Dataset rows describing interfaces
-- Opening Marker --

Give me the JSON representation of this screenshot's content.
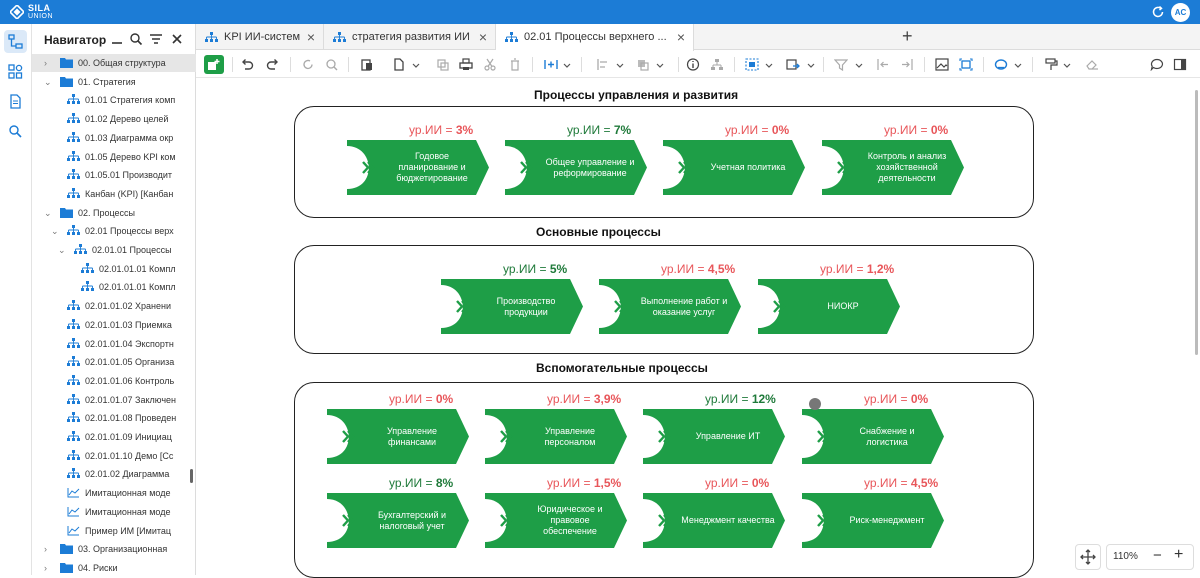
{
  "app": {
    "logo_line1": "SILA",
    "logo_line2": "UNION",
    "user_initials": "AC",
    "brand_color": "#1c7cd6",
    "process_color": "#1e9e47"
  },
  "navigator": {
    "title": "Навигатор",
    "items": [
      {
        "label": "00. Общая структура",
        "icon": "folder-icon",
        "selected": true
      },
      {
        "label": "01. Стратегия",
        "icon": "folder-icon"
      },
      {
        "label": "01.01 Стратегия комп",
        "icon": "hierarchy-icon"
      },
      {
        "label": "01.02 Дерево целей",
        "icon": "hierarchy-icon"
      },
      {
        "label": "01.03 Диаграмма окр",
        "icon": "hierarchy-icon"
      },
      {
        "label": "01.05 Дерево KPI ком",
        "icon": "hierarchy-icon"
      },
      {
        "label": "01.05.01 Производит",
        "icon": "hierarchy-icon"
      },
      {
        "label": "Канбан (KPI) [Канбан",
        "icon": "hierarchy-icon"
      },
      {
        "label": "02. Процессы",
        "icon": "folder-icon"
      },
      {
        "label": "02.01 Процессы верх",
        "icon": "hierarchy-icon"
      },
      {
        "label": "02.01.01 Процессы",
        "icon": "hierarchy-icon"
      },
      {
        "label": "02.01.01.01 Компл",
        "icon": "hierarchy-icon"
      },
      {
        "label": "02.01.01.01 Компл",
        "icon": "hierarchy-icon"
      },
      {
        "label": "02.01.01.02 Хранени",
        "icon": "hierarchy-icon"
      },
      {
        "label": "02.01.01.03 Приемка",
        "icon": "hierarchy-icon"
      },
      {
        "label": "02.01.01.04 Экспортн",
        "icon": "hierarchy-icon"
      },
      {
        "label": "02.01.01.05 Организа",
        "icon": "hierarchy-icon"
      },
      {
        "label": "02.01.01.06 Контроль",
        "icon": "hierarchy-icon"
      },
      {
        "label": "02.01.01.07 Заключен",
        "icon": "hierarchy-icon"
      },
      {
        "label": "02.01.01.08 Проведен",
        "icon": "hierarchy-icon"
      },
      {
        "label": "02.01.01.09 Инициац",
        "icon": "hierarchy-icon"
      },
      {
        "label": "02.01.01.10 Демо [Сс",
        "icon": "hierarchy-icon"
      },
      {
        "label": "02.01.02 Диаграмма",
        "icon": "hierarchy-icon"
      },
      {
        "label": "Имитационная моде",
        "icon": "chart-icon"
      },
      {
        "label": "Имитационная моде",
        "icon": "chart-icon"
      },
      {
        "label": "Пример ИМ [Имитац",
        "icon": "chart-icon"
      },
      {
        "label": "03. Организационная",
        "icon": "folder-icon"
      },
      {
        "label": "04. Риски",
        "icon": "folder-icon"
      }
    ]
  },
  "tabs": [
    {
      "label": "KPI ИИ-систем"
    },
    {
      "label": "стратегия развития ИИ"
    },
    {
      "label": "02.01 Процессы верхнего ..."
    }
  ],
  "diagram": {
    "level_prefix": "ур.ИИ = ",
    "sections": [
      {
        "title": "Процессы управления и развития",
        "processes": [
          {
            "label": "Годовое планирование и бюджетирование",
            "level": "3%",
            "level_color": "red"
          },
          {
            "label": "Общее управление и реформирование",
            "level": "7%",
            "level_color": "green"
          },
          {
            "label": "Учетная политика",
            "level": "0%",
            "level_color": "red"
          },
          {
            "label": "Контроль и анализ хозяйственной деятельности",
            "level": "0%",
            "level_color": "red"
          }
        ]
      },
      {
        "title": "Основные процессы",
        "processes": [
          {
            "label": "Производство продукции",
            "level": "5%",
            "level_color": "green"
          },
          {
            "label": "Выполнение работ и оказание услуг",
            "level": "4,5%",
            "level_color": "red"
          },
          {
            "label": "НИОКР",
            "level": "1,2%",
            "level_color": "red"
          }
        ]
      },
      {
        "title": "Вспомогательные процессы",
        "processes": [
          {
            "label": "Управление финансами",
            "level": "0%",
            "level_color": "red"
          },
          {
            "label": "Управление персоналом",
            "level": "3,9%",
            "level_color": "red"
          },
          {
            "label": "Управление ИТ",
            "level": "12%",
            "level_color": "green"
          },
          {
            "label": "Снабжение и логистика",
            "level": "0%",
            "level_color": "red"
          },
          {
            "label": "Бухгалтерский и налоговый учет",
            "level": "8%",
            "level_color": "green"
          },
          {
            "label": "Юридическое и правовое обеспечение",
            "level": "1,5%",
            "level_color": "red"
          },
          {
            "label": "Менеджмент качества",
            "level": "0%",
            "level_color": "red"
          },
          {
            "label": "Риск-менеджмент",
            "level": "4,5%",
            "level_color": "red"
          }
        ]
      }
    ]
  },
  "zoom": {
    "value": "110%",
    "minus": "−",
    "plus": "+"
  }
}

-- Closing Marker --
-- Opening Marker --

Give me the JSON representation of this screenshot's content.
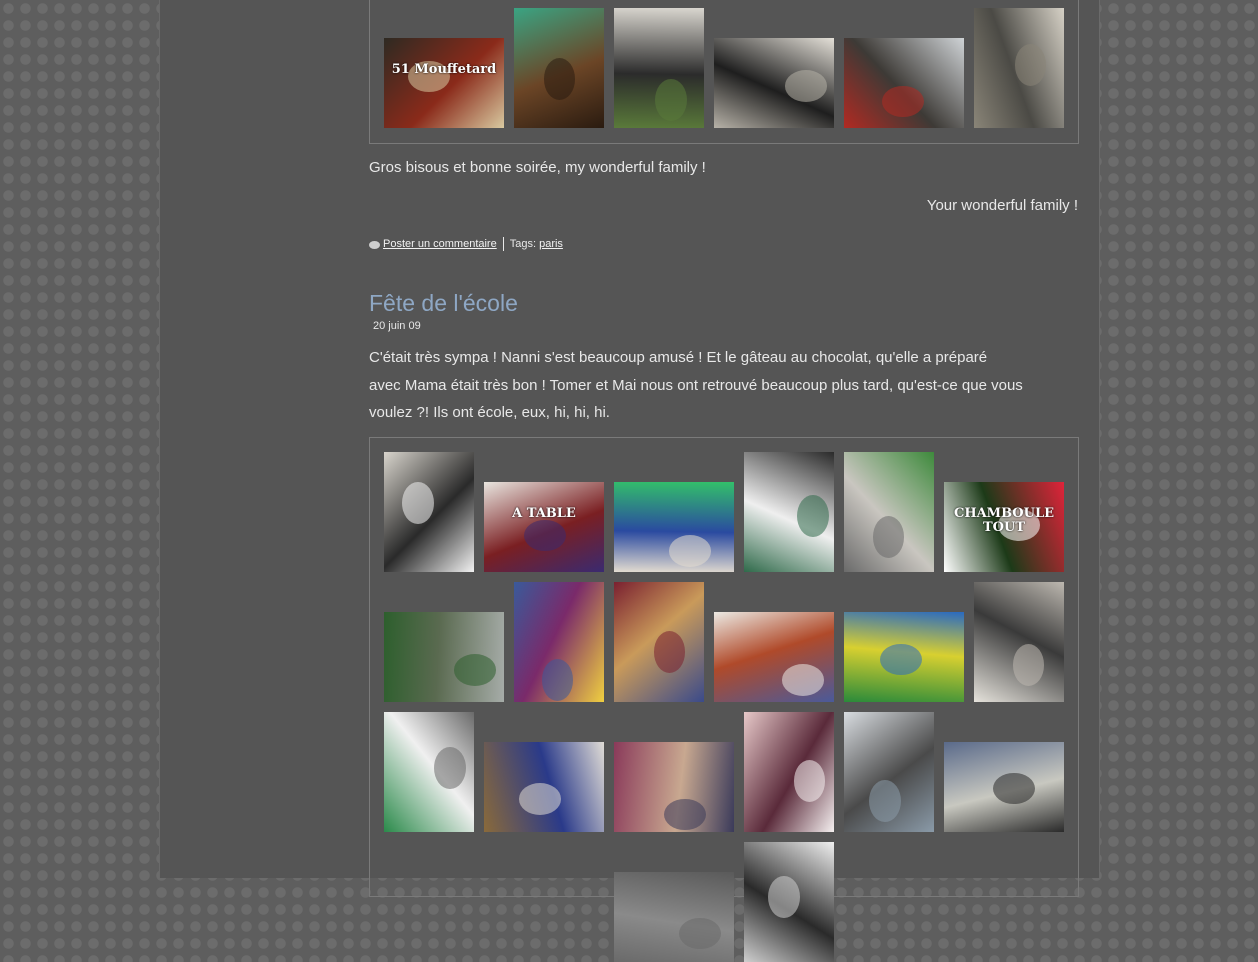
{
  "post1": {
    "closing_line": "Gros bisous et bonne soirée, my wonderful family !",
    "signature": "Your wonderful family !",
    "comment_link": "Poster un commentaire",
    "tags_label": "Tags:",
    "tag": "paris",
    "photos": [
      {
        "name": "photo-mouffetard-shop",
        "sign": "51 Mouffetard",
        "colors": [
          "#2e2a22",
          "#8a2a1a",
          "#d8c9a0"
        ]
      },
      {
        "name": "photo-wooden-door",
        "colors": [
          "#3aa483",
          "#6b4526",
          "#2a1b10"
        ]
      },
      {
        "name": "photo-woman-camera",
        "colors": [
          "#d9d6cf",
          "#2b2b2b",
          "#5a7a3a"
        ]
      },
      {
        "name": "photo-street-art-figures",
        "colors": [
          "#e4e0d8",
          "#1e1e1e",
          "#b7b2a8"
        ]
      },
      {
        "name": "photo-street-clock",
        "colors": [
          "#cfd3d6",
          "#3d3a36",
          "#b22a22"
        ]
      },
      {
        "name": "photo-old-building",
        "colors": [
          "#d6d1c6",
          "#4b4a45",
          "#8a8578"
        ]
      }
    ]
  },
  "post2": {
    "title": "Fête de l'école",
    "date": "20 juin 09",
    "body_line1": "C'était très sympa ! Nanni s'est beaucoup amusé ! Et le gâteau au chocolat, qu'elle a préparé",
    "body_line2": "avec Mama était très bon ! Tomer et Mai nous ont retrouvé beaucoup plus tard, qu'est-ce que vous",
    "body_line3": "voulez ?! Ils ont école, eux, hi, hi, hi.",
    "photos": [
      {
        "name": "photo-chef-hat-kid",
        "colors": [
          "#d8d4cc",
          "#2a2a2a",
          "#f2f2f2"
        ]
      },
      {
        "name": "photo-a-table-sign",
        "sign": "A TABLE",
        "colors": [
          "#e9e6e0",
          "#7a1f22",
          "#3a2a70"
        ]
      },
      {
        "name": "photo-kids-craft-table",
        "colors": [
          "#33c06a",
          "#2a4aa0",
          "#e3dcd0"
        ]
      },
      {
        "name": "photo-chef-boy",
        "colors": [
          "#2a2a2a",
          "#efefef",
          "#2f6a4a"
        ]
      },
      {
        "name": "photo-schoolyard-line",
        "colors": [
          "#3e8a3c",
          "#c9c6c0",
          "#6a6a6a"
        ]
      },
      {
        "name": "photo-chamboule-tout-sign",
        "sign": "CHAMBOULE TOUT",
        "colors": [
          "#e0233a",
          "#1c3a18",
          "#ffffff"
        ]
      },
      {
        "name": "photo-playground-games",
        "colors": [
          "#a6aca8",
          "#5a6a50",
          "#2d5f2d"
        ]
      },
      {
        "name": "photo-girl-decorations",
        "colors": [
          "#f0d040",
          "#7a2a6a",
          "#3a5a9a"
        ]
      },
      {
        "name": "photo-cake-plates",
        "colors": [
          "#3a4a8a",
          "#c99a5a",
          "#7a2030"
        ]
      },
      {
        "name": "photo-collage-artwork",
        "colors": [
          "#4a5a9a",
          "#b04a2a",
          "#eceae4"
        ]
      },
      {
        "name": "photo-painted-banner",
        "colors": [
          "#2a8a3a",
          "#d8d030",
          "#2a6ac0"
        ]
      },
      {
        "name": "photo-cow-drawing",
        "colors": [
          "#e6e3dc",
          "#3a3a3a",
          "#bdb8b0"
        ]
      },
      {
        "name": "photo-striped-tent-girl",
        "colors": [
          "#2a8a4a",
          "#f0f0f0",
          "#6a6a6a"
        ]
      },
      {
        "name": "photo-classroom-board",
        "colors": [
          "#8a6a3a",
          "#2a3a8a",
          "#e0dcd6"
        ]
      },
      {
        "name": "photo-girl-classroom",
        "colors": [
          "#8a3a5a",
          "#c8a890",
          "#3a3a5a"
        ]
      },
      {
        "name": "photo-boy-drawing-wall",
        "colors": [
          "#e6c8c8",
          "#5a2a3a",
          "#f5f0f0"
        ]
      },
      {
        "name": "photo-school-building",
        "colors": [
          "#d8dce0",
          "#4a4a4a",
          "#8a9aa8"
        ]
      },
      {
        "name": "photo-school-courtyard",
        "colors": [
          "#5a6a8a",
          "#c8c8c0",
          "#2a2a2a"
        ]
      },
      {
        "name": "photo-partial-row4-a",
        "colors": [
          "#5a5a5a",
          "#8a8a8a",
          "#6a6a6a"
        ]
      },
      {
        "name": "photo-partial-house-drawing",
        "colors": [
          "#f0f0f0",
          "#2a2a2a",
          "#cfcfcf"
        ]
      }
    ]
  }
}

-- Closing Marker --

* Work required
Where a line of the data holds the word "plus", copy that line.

* Exercise response
    "plus": "+"
    "body_line2": "avec Mama était très bon ! Tomer et Mai nous ont retrouvé beaucoup plus tard, qu'est-ce que vous",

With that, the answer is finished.